**Exploring the Hidden Dimensions of our Universe Through Geometry **

Shing-Tung Yau

Thursday, April 26, 2018 | 7:00pm

UCI Student Center, Crystal Cove Auditorium

*Historically, advances in mathematics and our understanding of the physical universe have often gone hand in hand. Come hear from one of the world’s most distinguished mathematicians how this close interplay has continued to deepen in recent times with new mathematical breakthroughs in geometry and exciting physical theories that propose extra hidden dimensions in our universe.*

**Shing-Tung Yau** is Harvard University’s William Caspar Graustein Chair Professor of Mathematics and Professor of Physics. His worldwide influence on mathematics and math/science education has few equals. He has made seminal contributions in many different fields of modern mathematics and also has had significant impact in physics, computer science, and technology. His many celebrated achievements include laying the mathematical foundation of Einstein’s general theory of relativity and many of today’s physical theories of spacetime with extra dimensions. Throughout his career, he has been a tireless educator having initiated a number of math and science competitions at the high school and university levels, established seven world-class mathematical research centers worldwide, and also wrote three noted popular science books. Dr. Yau was born in 1949 in Guangdong, China. He earned his Ph.D. from UC Berkeley in 1971, was appointed Professor at Stanford University in1974, and joined Harvard University in 1987. He is a member of the U.S. National Academy of Sciences, the American Academy of Arts and Sciences and the Academia Sinica. He has been awarded numerous top prizes including the Fields Medal, the MacArthur Fellowship, the Wolf Prize, and the U.S. National Medal of Science.

**Please RSVP at https://ps.uci.edu/Yau**

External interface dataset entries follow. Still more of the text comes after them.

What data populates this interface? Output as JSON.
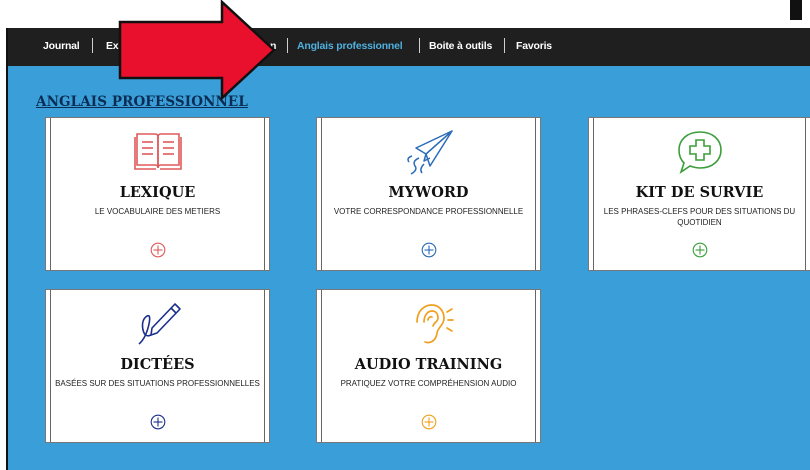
{
  "nav": {
    "items": [
      {
        "label": "Journal"
      },
      {
        "label": "Exer"
      },
      {
        "label": "n"
      },
      {
        "label": "Anglais professionnel"
      },
      {
        "label": "Boite à outils"
      },
      {
        "label": "Favoris"
      }
    ],
    "active_color": "#4fb0df"
  },
  "section_title": "ANGLAIS PROFESSIONNEL",
  "cards": [
    {
      "title": "LEXIQUE",
      "subtitle": "LE VOCABULAIRE DES METIERS",
      "icon": "book-icon",
      "color": "#e05a5a"
    },
    {
      "title": "MYWORD",
      "subtitle": "VOTRE CORRESPONDANCE PROFESSIONNELLE",
      "icon": "paper-plane-icon",
      "color": "#2b6cb8"
    },
    {
      "title": "KIT DE SURVIE",
      "subtitle": "LES PHRASES-CLEFS POUR DES SITUATIONS DU QUOTIDIEN",
      "icon": "first-aid-chat-icon",
      "color": "#3a9e3a"
    },
    {
      "title": "DICTÉES",
      "subtitle": "BASÉES SUR DES SITUATIONS PROFESSIONNELLES",
      "icon": "pen-icon",
      "color": "#1a2f8c"
    },
    {
      "title": "AUDIO TRAINING",
      "subtitle": "PRATIQUEZ VOTRE COMPRÉHENSION AUDIO",
      "icon": "ear-icon",
      "color": "#f0a020"
    }
  ],
  "colors": {
    "background": "#3a9fd8",
    "topbar": "#1f1f1f",
    "arrow": "#e8102c"
  }
}
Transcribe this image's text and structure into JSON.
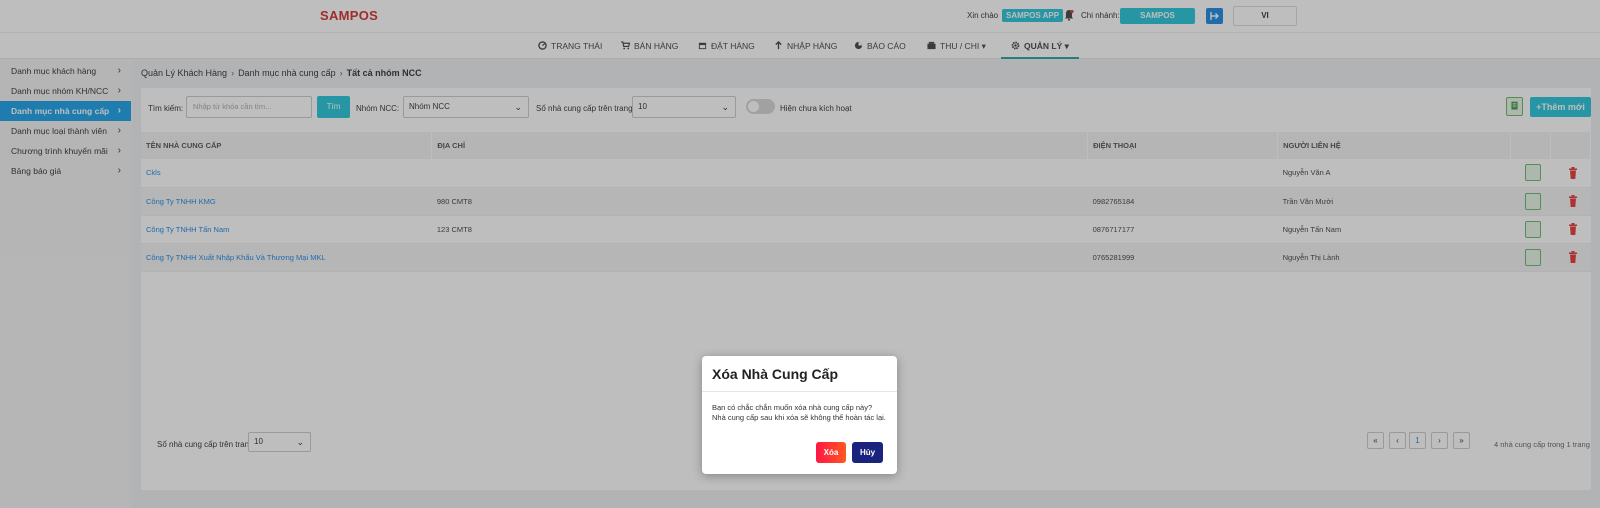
{
  "header": {
    "logo": "SAMPOS",
    "greeting": "Xin chào",
    "user_badge": "SAMPOS APP",
    "branch_label": "Chi nhánh:",
    "branch_value": "SAMPOS",
    "language": "VI"
  },
  "nav": {
    "items": [
      {
        "label": "TRẠNG THÁI",
        "icon": "dashboard-icon"
      },
      {
        "label": "BÁN HÀNG",
        "icon": "cart-icon"
      },
      {
        "label": "ĐẶT HÀNG",
        "icon": "calendar-icon"
      },
      {
        "label": "NHẬP HÀNG",
        "icon": "arrow-up-icon"
      },
      {
        "label": "BÁO CÁO",
        "icon": "pie-chart-icon"
      },
      {
        "label": "THU / CHI",
        "icon": "cash-register-icon"
      },
      {
        "label": "QUẢN LÝ",
        "icon": "gear-icon"
      }
    ]
  },
  "sidebar": {
    "items": [
      {
        "label": "Danh mục khách hàng"
      },
      {
        "label": "Danh mục nhóm KH/NCC"
      },
      {
        "label": "Danh mục nhà cung cấp"
      },
      {
        "label": "Danh mục loại thành viên"
      },
      {
        "label": "Chương trình khuyến mãi"
      },
      {
        "label": "Bảng báo giá"
      }
    ]
  },
  "breadcrumb": {
    "items": [
      "Quản Lý Khách Hàng",
      "Danh mục nhà cung cấp",
      "Tất cả nhóm NCC"
    ]
  },
  "filters": {
    "search_label": "Tìm kiếm:",
    "search_placeholder": "Nhập từ khóa cần tìm...",
    "search_button": "Tìm",
    "group_label": "Nhóm NCC:",
    "group_value": "Nhóm NCC",
    "per_page_label": "Số nhà cung cấp trên trang:",
    "per_page_value": "10",
    "inactive_toggle_label": "Hiện chưa kích hoạt",
    "add_button": "+Thêm mới"
  },
  "table": {
    "columns": [
      "TÊN NHÀ CUNG CẤP",
      "ĐỊA CHỈ",
      "ĐIỆN THOẠI",
      "NGƯỜI LIÊN HỆ"
    ],
    "rows": [
      {
        "name": "Ckls",
        "address": "",
        "phone": "",
        "contact": "Nguyễn Văn A"
      },
      {
        "name": "Công Ty TNHH KMG",
        "address": "980 CMT8",
        "phone": "0982765184",
        "contact": "Trần Văn Mười"
      },
      {
        "name": "Công Ty TNHH Tấn Nam",
        "address": "123 CMT8",
        "phone": "0876717177",
        "contact": "Nguyễn Tấn Nam"
      },
      {
        "name": "Công Ty TNHH Xuất Nhập Khẩu Và Thương Mại MKL",
        "address": "",
        "phone": "0765281999",
        "contact": "Nguyễn Thị Lành"
      }
    ]
  },
  "footer": {
    "per_page_label": "Số nhà cung cấp trên trang:",
    "per_page_value": "10",
    "pager": {
      "first": "«",
      "prev": "‹",
      "current": "1",
      "next": "›",
      "last": "»"
    },
    "info": "4 nhà cung cấp trong 1 trang"
  },
  "modal": {
    "title": "Xóa Nhà Cung Cấp",
    "line1": "Bạn có chắc chắn muốn xóa nhà cung cấp này?",
    "line2": "Nhà cung cấp sau khi xóa sẽ không thể hoàn tác lại.",
    "delete_button": "Xóa",
    "cancel_button": "Hủy"
  },
  "colors": {
    "accent": "#26c6da",
    "logo": "#d32f2f",
    "sidebar_active": "#1aa3e8",
    "danger": "#ff1744",
    "cancel": "#1a237e"
  }
}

**Parking for this event is available for $10 at the Student Center Parking Structure located on the corner of Pereira Dr. and West Peltason. This lecture is free and open to the public. School groups and media representatives should contact Tatiana Arizaga at tarizaga@uci.edu. **